Earnings for major Japanese companies returned to the black in the latest quarter, suggesting a rebound, a securities firm said. For April to June, the combined pretax profits for the 410 companies totaled 1.03 trillion yen, a turnaround from a loss of 2.19 trillion yen the previous quarter, Kyodo News Service reported. The companies represent about 30 percent of those listed in the First Section of the Tokyo Stock Exchange that close their books at the end of March, Nikko Cordial Securities Inc.
Hundreds of thousands of laid-off U.S.
Investments in Africa are drying up because global economic woes have hit the continent hard, economists say. In one example, plans announced last year by Dubai World to invest $230 million in Rwandan tourism have been scaled back to include only two of eight proposed projects, with a luxury hotel in Kigali hotel and an ecolodge in Akagera among the portions being dropped, The New York Times reported Sunday. The scaling back of foreign investments like Dubai World certainly impacts the things that the government of Rwanda wants to do in terms of raising the standards of living for all Rwandans, Clare Akamanzi, an executive with the Rwanda Development Board, told the newspaper. The crisis could not have come at a worse time, added Jose Gijon, chief Africa economist at the Organization of Economic Cooperation and Development.
The owners of the British Sunday newspaper The Observer are considering closing it and replacing it with a magazine, company sources say. The Observer, the world's oldest Sunday newspaper, would be turned into a news magazine under one scenario being discussed, while another option would be to keep publishing the newspaper but in a drastically slimmed-down fashion after instituting a round of layoffs, The Sunday Times of London reported unnamed sources at the newspaper as saying. A drastic plunge in advertising revenues has triggered a dispute among members of the Scott Trust, the charitable foundation that owns The Observer's publisher, Guardian Media Group, the sources said. At the moment, I would say it is 50-50 whether we are headed for the magazine, or for job losses and cost-cuts but keeping the paper, an unnamed senior source told The Sunday Times. GMG executives have reportedly agreed to put the proposed changes on hold after opposition from some trust members, including Larry
Flat or much slower population growth and higher-than-average unemployment faces Las Vegas unless its economy is broadened, experts say. Local economists say the good old days of explosive growth in the gaming industry and new residents flocking to the city from across the country are over and won't be coming back, the Las Vegas Sun reported Sunday. We will lag the national economy instead of leading it, University of Nevada-Las Vegas economist Bill Robinson told the newspaper. National recessions in the past two decades had been softened in Las Vegas by the opening of tourist-magnet resorts such as the Mirage in 1989 and the Palms after the Sept.

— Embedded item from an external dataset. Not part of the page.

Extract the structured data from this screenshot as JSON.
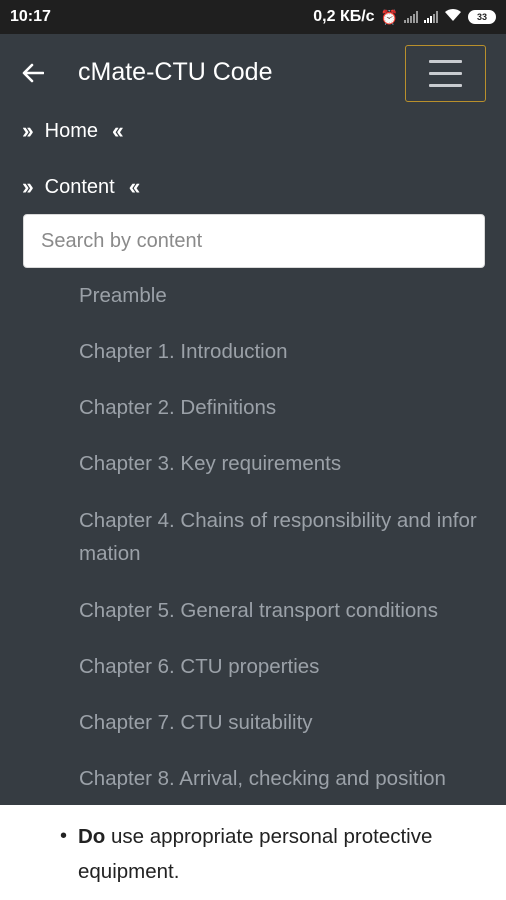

A German Catholic bank will immediately sell its shares in a contraception producer, its director said in Cologne Sunday. Winifried Hinzen apologized to customers of Pax Bank and said the shares would be sold Monday morning, Sunday's Frankfurter Allgemeine Zeitung reported. The bank invested $220,459 in the U.S.
A new electric vehicle by Nissan Motor Co.
- The navel or umbilicus.
- In Greek archaeology: A central boss, as on a shield, a bowl, etc.
- A sacred stone in the temple of Apollo at Delphi, believed by the Greeks to mark the 'navel' or exact center-point of the earth.